Any other industry facing the deep-rooted problems shared by organisers and venues would be thrown into panic - but the UK exhibition sector is in a terminal state of denial.
This was the damning assessment by NEC Group chief executive Andrew Morris during the AEO conference's final session.
During a panel debate on the merits of exhibitions and issues that the industry faces, he referred to a presentation by Earls Court's in-house organiser Trend & Culture director Mark Rodol and the notion that other media are obsessed with circulation data, whereas exhibitions still debate the value of auditing.
"We as an industry are still too preoccupied with the organiser and exhibitors and we don't care enough about the visitor," Morris said. "We refuse to acknowledge where we're at as a business and we desperately need a reality check, root and branch. I'm really concerned."
The other members of the panel were Emap TPS managing director Alison Jackson, Imago Communictions director Hugh Keeble, Tarsus group managing director Doug Emslie and Mack Brooks Group chairman Stephen Brooks.

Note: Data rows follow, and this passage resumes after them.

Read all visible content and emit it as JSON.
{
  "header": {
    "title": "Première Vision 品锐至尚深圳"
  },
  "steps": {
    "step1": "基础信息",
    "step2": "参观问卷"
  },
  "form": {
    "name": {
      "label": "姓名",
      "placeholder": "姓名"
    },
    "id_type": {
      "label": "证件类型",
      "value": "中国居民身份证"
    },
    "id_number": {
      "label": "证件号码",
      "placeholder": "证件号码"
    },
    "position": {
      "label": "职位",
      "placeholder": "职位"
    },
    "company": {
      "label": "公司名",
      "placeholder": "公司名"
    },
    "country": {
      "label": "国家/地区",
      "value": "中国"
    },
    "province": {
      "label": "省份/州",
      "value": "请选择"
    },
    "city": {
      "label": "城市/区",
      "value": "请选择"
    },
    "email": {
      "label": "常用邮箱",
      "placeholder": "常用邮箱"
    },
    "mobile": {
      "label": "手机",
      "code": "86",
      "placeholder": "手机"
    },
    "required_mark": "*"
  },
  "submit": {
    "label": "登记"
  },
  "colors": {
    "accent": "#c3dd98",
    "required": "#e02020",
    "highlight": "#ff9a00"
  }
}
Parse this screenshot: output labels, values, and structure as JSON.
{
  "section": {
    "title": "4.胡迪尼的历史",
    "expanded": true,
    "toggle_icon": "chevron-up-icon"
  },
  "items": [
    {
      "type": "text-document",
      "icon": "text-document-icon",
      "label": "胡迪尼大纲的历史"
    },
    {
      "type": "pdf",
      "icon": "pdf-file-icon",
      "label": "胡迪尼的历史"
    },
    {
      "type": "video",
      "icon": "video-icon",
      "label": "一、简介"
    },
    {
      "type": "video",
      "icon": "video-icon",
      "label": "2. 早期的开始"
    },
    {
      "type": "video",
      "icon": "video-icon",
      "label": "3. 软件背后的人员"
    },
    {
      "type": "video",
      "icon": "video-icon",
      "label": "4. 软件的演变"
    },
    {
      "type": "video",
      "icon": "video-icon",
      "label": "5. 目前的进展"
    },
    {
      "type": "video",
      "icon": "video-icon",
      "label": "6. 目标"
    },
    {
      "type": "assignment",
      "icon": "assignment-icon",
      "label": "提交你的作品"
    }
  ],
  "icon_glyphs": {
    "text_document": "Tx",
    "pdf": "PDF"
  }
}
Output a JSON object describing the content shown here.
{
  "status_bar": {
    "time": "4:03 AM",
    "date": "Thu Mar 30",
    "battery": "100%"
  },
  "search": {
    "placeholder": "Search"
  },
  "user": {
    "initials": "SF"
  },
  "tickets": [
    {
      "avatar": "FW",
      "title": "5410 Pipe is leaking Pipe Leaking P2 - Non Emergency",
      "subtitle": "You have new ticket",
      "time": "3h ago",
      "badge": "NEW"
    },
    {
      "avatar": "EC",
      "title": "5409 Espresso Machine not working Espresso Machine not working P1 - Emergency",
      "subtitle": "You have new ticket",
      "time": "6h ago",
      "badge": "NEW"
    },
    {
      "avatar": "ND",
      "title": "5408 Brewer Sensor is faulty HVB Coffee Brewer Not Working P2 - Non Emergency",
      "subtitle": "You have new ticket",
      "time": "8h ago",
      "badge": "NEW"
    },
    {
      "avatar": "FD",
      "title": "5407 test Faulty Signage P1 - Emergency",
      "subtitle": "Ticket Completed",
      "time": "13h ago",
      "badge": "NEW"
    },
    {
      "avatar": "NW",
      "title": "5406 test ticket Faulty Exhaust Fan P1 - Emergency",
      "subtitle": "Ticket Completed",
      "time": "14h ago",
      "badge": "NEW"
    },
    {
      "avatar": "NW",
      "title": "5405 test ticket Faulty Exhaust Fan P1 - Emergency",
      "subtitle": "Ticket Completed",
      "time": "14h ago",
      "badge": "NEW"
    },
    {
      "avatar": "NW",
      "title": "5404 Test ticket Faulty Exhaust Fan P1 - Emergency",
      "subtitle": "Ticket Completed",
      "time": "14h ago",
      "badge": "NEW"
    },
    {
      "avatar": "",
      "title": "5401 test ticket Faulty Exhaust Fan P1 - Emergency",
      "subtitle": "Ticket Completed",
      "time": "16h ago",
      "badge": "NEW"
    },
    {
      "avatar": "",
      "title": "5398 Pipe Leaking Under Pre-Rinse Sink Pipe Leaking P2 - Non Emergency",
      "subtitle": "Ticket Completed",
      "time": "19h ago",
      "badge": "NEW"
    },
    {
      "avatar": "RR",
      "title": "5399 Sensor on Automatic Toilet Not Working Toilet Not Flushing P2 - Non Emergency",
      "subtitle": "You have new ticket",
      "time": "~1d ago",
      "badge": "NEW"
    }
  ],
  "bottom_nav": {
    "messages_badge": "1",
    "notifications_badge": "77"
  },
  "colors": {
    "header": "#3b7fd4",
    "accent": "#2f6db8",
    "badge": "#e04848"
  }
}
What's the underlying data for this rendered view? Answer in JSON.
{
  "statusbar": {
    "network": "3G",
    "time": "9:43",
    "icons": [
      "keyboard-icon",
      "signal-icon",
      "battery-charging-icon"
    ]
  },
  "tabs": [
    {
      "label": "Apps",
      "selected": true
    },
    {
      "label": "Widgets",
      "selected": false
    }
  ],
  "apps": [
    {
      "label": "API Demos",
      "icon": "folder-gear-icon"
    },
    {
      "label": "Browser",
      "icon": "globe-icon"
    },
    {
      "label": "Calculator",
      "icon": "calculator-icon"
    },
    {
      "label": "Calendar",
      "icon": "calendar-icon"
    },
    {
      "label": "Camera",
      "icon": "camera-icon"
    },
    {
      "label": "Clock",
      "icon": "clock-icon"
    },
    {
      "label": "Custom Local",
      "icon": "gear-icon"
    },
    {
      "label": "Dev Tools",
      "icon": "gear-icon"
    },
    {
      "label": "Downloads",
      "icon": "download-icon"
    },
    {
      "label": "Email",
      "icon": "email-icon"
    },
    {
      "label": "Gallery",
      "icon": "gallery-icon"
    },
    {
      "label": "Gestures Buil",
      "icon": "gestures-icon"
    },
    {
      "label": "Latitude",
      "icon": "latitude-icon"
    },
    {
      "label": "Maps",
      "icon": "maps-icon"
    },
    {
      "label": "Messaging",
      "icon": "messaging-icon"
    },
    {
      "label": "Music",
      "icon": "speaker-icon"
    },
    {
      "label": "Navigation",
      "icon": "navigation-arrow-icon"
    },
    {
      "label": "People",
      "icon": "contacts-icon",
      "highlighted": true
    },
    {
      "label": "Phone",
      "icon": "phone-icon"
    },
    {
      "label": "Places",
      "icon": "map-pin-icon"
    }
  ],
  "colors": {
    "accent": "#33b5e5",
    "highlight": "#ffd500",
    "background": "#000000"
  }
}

Morris went on to claim that the launch of the NEC Group's five-year manifesto has shifted its portfolio's emphasis on to caring about the visitor and urged others to follow suit.
Brooks suggested an increase in UK hall space and a growth in consumer awareness are benefiting consumer shows but said it is business to business events that have to become more visitor-led.
Jackson claimed that Emap TPS, which organises the trade events for the giftware market, Autumn Fair Birmingham and Spring Fair Birmingham, has moved from being operationally-led to being marketing focused. But she admitted that as an industry "we just don't love our audiences enough".
She added: "Germany is now waking up to the importance of the visitor as large shows are experiencing dwindling attendance. They've never looked at their visitor offer before. We in the UK have developed a lot further than the German market."